Exhaling loudly, I let myself fall onto our couch. I scan the room for the monitor to check if Mike is still praying with our toddler upstairs. I glance in the kitchen and see the dishes that have yet piled high again. The dogs are whining, needing to be let outside. I roll my eyes, annoyed that no one thought to let them out before dinner. It’s the end of the day and my patience has practically vanished. My energy left somewhere around the time I had to start prepping for dinner.
It’s days like these that I seriously don’t have the mental or physical energy to bother even connecting with my husband.
I hear him coming down the stairs as I start to unload the dishwasher. He slowly steps into the kitchen, looks around, and decides to feed the dogs. After unloading the dishwasher, I float to the laundry room to start working on that load that’s been sitting in there for a couple of days. Mike rhythmically moves to load the empty dishwasher. Even though we’re both exhausted, our absent-minded bodies move robotically to do our chores.
No eye contact is needed. No connection is needed. We move, doing what needs to be done, not realizing the slow beat of our tiredness is slowly eating away our heart-to-heart connection.
I used to think it was nice being able to do these things without having to talk about it much. I used to think it was the result of a strong marriage being able to ebb and flow around the home without communicating much. A little lie I tell myself.
A lie that builds a foundation on shifting sand.
It’s that deafening, quiet sound of methodical chores, questionless requests and rhythmical bedtime routines that I let turn my husband into a roommate.
It starts when we each settle into our routines in the evening, after a long day of working and parenting, that we slowly start the change. I grab my phone. He grabs his. We think we’re watching TV together as the sound of the commercials fall on deaf ears.
It’s when Mike comes through the door and I practically throw my son at him without so much of a greeting, while I rush back to the stove as the timer blares at me so my meatloaf doesn’t burn.
I see it as we start to go to bed at different times on a what seems to have become a regular basis. I see it as I start my morning chores while he eats his breakfast before heading off to work.

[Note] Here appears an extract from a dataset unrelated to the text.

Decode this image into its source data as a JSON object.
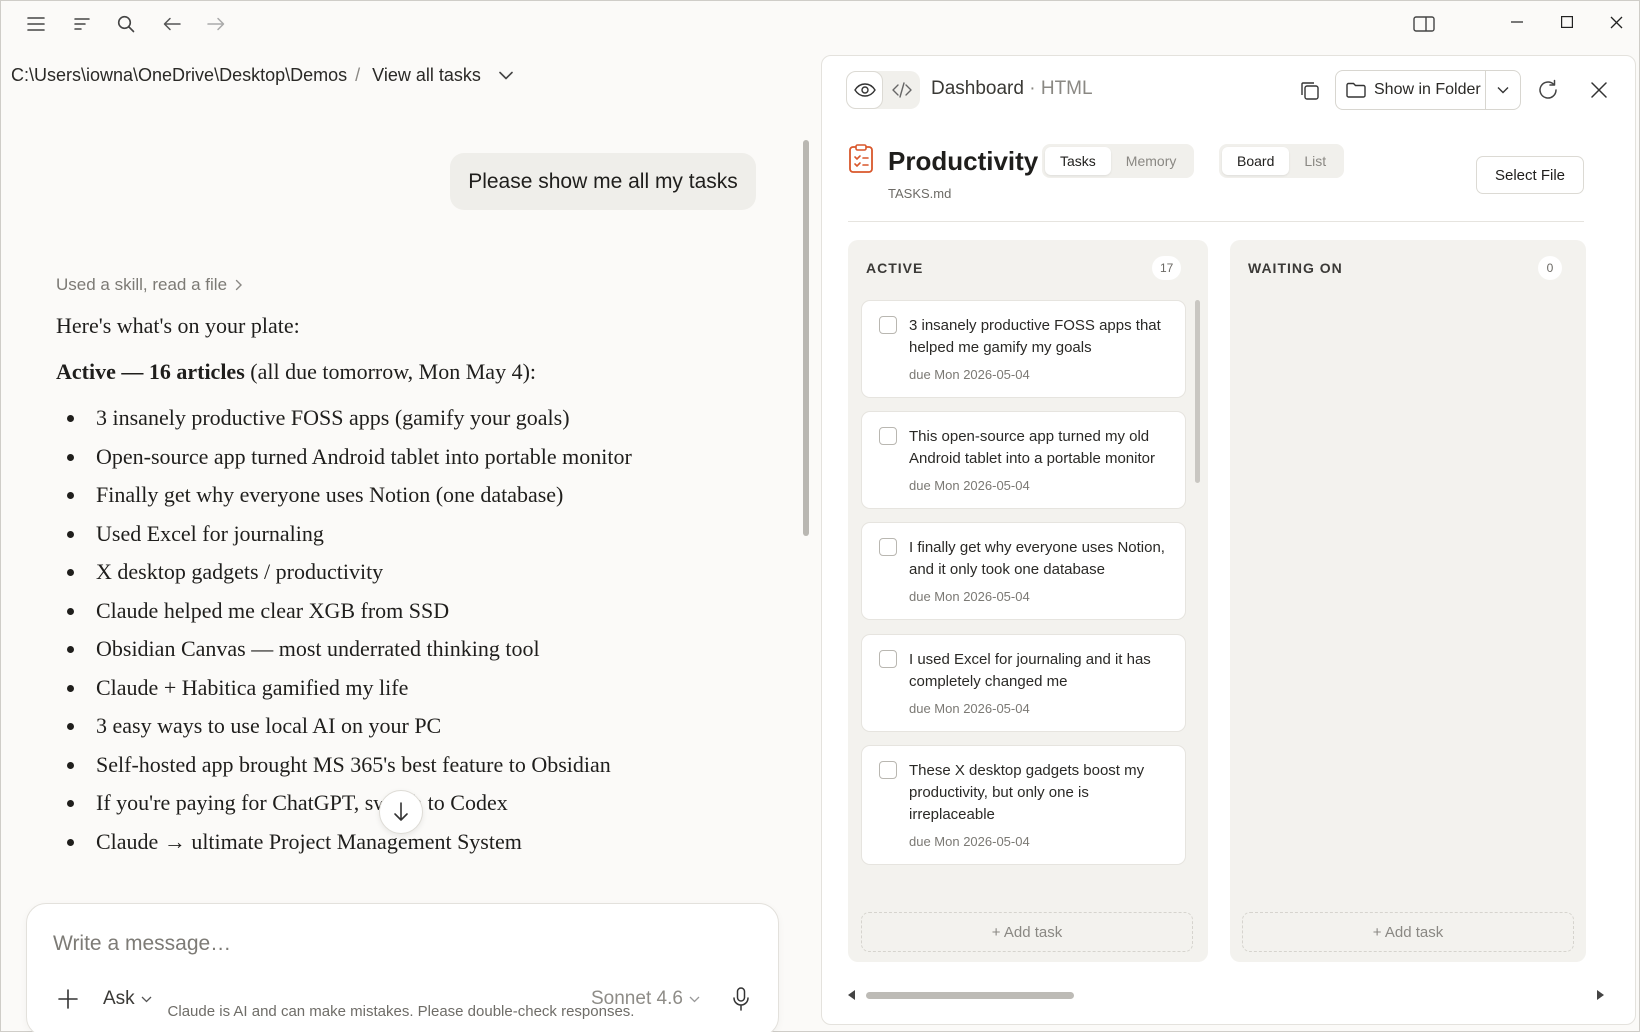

I then have to ask myself, how did we get here? How did we become the model marriage of robotic intimacy?
Flashes of a dinner spent asking about each other’s day gets replaced with managing kids at the dinner table. I see a fog around our evenings of actually watching our favorite show together and engaging about the plot and characters. Quiet time together in the dark mornings over a cup of coffee seem like forever ago. Intimacy that spread from the kitchen to the bedroom seems like a distant memory.
I suddenly feel this urgency to reconnect with my husband. My breath starts to quicken as I become angry, realizing that the man who knows my heart better than anyone, the man whom I am building a family with, has started to feel like a roommate.
I’m angry because I let it happen.
Sure, it takes two tango, but someone has to take the first step to get the dance moving.
I am learning more and more to appreciate these seasons in my marriage. When I feel my connection with my husband thinning, I realize God is pricking my heart as his daughter, letting me see that having a husband as a roommate is not what He wants for me or for my husband. That when we go through these seasons which seem harmless, are really precursors to a desert. Getting angry that I let my marriage cycle to this point is God’s red flag to me, gently waving in the distant, calling me back to Him.
It’s a weird dynamic to be angry about becoming distant with my husband yet grateful that I feel a closeness to my heavenly Father, whose voice I hear, whispering in his familiar voice.
The reality is this: when I feel this way with my husband, I more often than not am with this way in my relationship with God.
Morning quiet time with the Creator becomes a routine. Prayer seems formulaic. Talking with the Lord seems exhausting after everything I had to do that day.
And His beckoning to refocus on Him and His truth draw my up into his arms and open my heart to my husband again. I decide to make eye contact with my husband when we do the dishes. I decide to take back my empty chores and take my cell-phone glazed eyes and direct them to my husband, not a roommate.
I decide to take the first step. I decide to take back my marriage.
Before our strong foundation turns to sand.